> _TASK TO CARRY OUT_
Copy each line of the records that holds the string "chat".

[Data about app and page elements]
• • • •

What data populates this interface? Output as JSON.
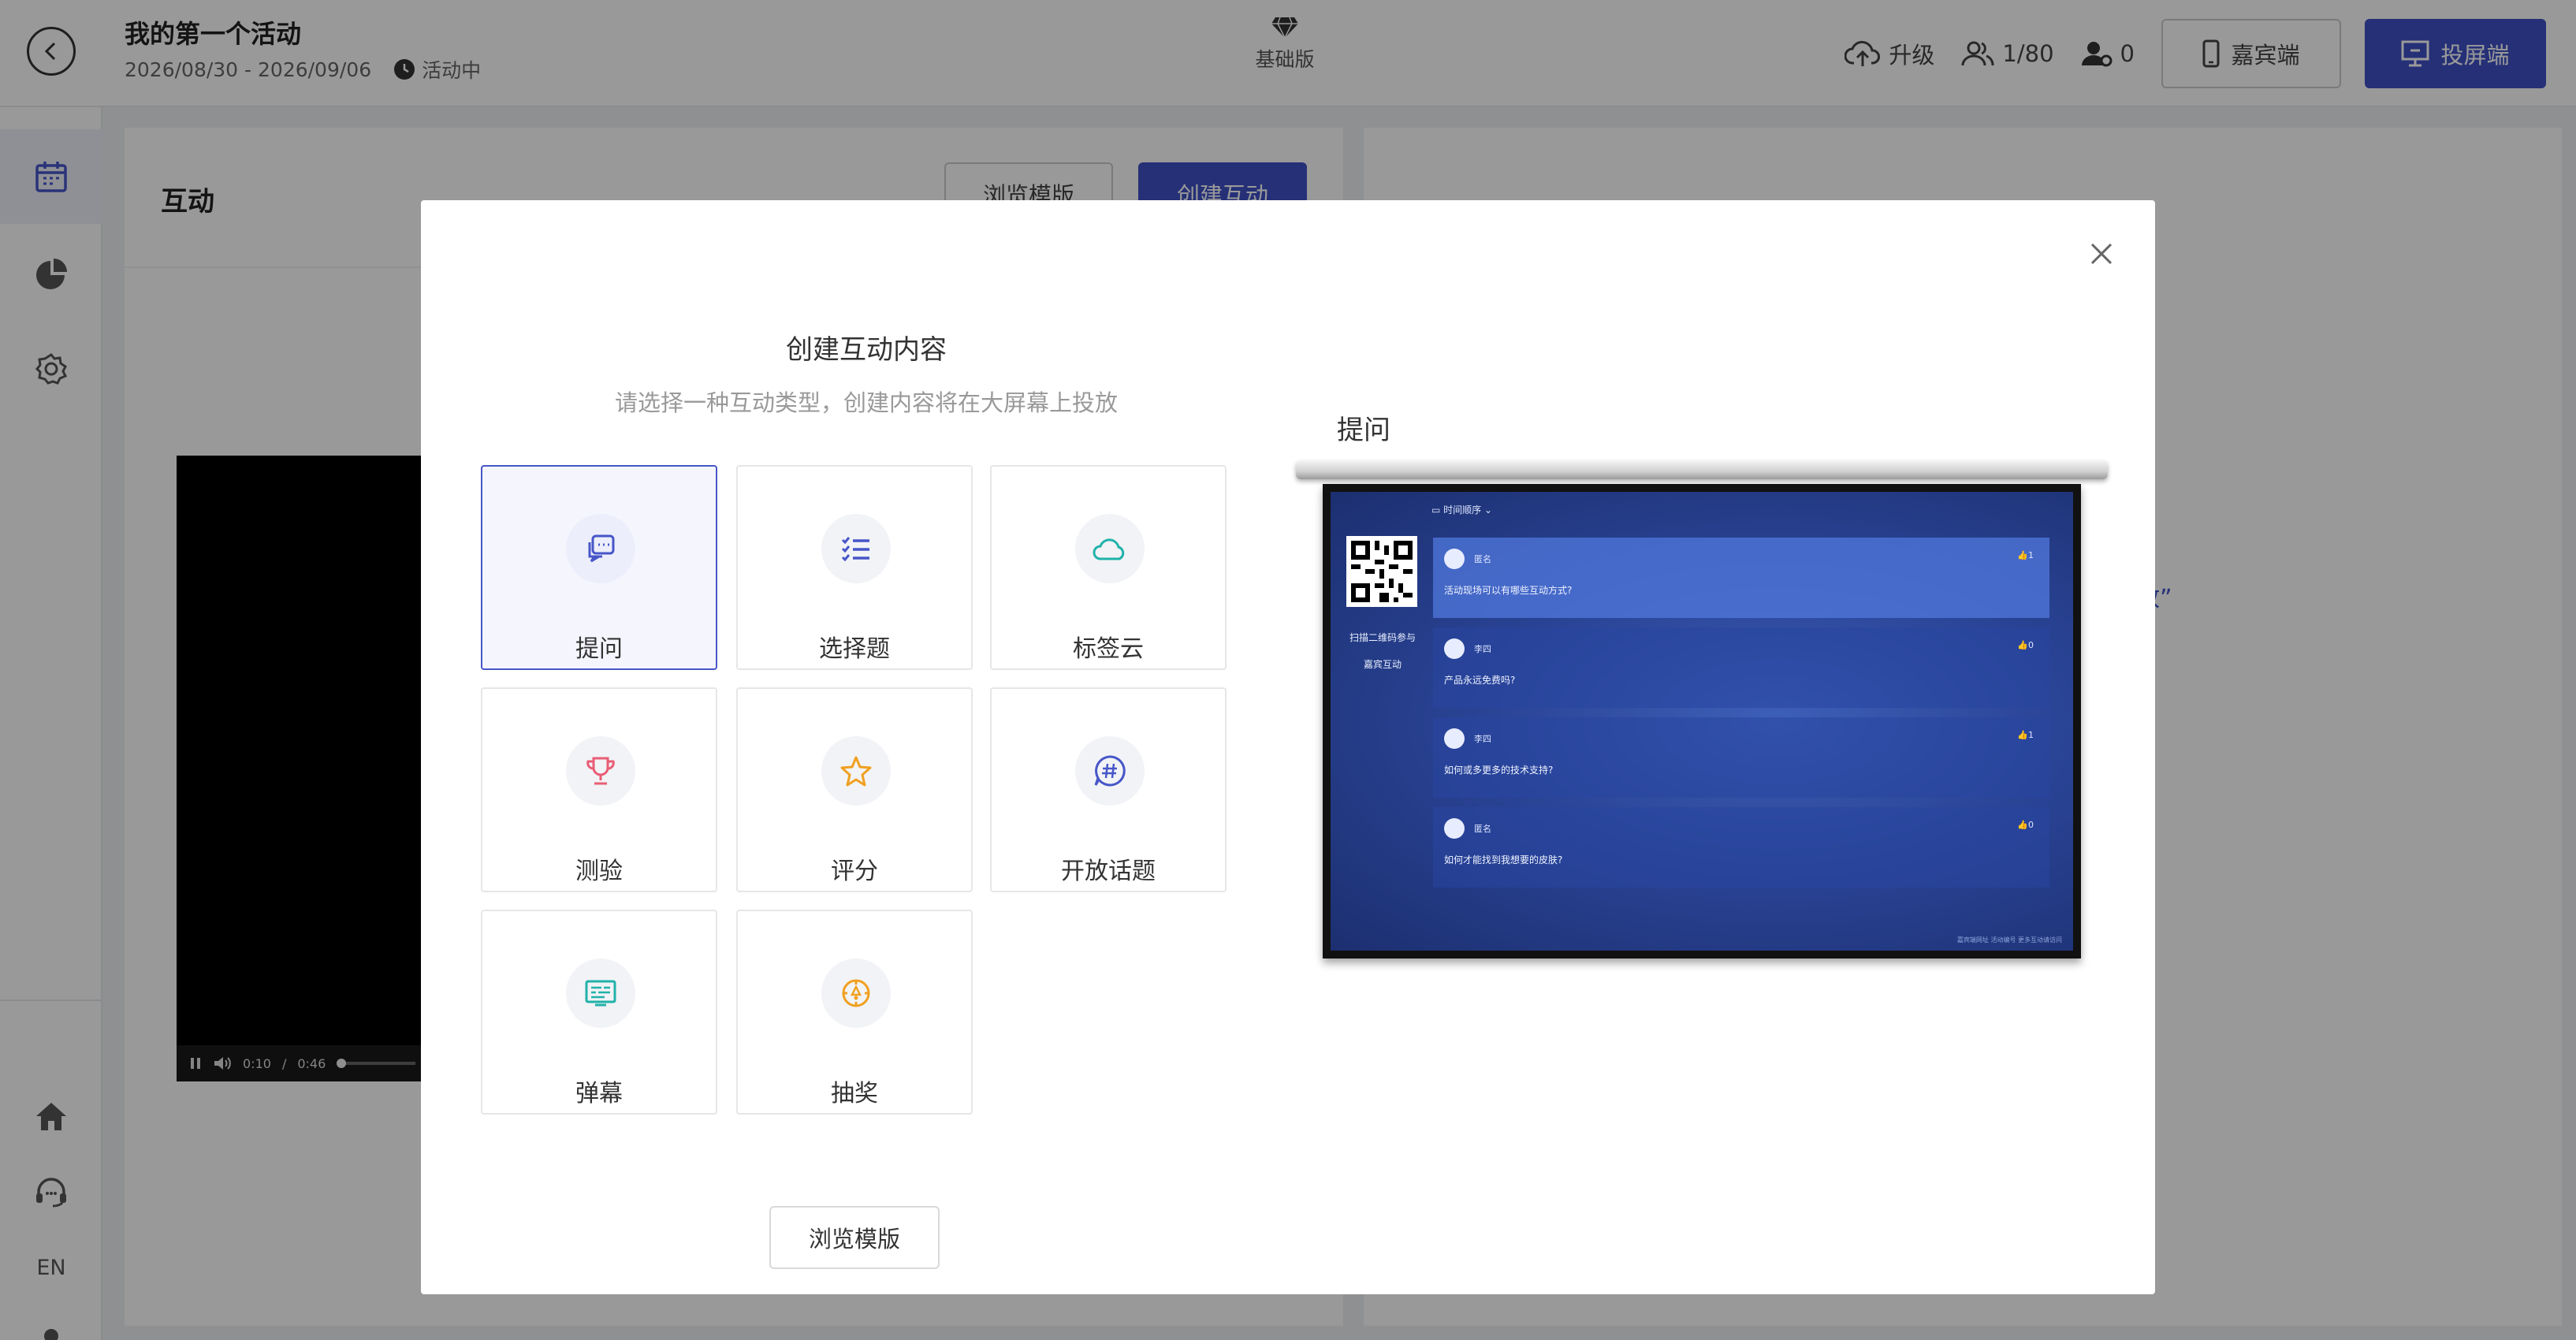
{
  "event": {
    "title": "我的第一个活动",
    "dates": "2026/08/30 - 2026/09/06",
    "status": "活动中"
  },
  "plan": {
    "label": "基础版"
  },
  "topbar": {
    "upgrade": "升级",
    "participants": "1/80",
    "online": "0",
    "guest_btn": "嘉宾端",
    "screen_btn": "投屏端"
  },
  "sidebar": {
    "lang": "EN"
  },
  "panel": {
    "title": "互动",
    "browse_btn": "浏览模版",
    "create_btn": "创建互动",
    "video_time": "0:10",
    "video_sep": "/",
    "video_total": "0:46",
    "right_fragment": "放”"
  },
  "modal": {
    "title": "创建互动内容",
    "subtitle": "请选择一种互动类型，创建内容将在大屏幕上投放",
    "tiles": [
      {
        "label": "提问",
        "icon": "chat-question-icon",
        "color": "#4756c8"
      },
      {
        "label": "选择题",
        "icon": "list-check-icon",
        "color": "#4756c8"
      },
      {
        "label": "标签云",
        "icon": "cloud-icon",
        "color": "#20b2aa"
      },
      {
        "label": "测验",
        "icon": "trophy-icon",
        "color": "#e85d75"
      },
      {
        "label": "评分",
        "icon": "star-icon",
        "color": "#f0a020"
      },
      {
        "label": "开放话题",
        "icon": "hashtag-chat-icon",
        "color": "#4756c8"
      },
      {
        "label": "弹幕",
        "icon": "danmaku-icon",
        "color": "#20b2aa"
      },
      {
        "label": "抽奖",
        "icon": "lottery-icon",
        "color": "#f0a020"
      }
    ],
    "browse_btn": "浏览模版",
    "preview_label": "提问"
  },
  "preview": {
    "sort_label": "时间顺序",
    "qr_text_1": "扫描二维码参与",
    "qr_text_2": "嘉宾互动",
    "questions": [
      {
        "name": "匿名",
        "text": "活动现场可以有哪些互动方式?",
        "likes": "1"
      },
      {
        "name": "李四",
        "text": "产品永远免费吗?",
        "likes": "0"
      },
      {
        "name": "李四",
        "text": "如何或多更多的技术支持?",
        "likes": "1"
      },
      {
        "name": "匿名",
        "text": "如何才能找到我想要的皮肤?",
        "likes": "0"
      }
    ],
    "footer": "嘉宾端网址  活动编号  更多互动请访问"
  }
}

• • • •

> _SOLUTION TO THIS PROBLEM_
        "icon": "chat-question-icon",
        "icon": "hashtag-chat-icon",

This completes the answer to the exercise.